RIO DE JANEIRO (Reuters) - Brazil’s federal prosecutor’s office on Tuesday said it was opposed to far-right President Jair Bolsonaro’s plan to allow the armed forces to officially commemorate the 55th anniversary of Brazil’s military coup this weekend.
“The coup d’état of 1964 ... was a violent and undemocratic rupture of the constitutional order,” the citizens’ rights defender’s office, which is part of the federal prosecutor’s office, said in a statement.
“If repeated in the present times, the conduct of the military and civilian forces that promoted the coup would be characterized as a ... crime against the constitutional order and the democratic state.”
Speaking with reporters on Monday, Bolsonaro’s spokesman said the president planned to allow the military to commemorate on Sunday the beginning of the country’s 1964-1985 dictatorship, which the former army captain has long idolized.
Despite Bolsonaro’s move, no public displays by the military are expected, although events may take place behind closed doors in Brazil’s barracks.

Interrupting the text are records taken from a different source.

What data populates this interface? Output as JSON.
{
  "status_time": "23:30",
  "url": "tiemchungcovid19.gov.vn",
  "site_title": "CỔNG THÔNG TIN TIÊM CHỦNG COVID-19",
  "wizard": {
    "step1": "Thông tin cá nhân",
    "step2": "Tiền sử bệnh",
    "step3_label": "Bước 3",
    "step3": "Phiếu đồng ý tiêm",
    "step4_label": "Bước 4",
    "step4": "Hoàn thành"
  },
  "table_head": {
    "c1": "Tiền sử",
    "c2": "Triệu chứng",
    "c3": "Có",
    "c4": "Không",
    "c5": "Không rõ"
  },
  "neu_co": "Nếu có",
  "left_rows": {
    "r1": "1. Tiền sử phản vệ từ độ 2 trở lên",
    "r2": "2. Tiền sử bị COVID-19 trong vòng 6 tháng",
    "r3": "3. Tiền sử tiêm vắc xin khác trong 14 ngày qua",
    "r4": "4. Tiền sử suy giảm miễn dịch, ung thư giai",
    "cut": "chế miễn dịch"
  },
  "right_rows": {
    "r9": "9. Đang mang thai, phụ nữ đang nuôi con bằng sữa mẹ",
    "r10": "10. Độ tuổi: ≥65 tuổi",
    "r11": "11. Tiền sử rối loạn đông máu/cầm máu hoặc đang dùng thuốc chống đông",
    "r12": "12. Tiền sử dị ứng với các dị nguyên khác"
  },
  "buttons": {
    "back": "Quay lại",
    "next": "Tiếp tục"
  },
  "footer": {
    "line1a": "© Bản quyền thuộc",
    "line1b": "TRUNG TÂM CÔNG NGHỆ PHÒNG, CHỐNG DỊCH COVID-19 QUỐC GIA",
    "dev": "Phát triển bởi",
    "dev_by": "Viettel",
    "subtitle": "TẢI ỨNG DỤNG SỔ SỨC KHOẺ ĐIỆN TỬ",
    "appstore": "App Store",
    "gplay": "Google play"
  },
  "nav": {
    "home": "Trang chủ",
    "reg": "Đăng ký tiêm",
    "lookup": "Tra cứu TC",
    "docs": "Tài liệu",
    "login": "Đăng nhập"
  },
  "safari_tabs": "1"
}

Some Brazilian conservatives and members of Brazil’s military view March 31 as the day they liberated the country from the threat of communist usurpation, but many other Brazilians view it as a dark period that resulted in human rights abuses, disappearances and the murder of political activists.
Sunday will be the first time since 2011 that the military will officially commemorate the date.
Former President Dilma Rousseff, a one-time leftist guerrilla who was imprisoned and tortured during the regime, ordered the military to halt commemorations when she took office.
Reporting by Gabriel Stargardter; Editing by Cynthia Osterman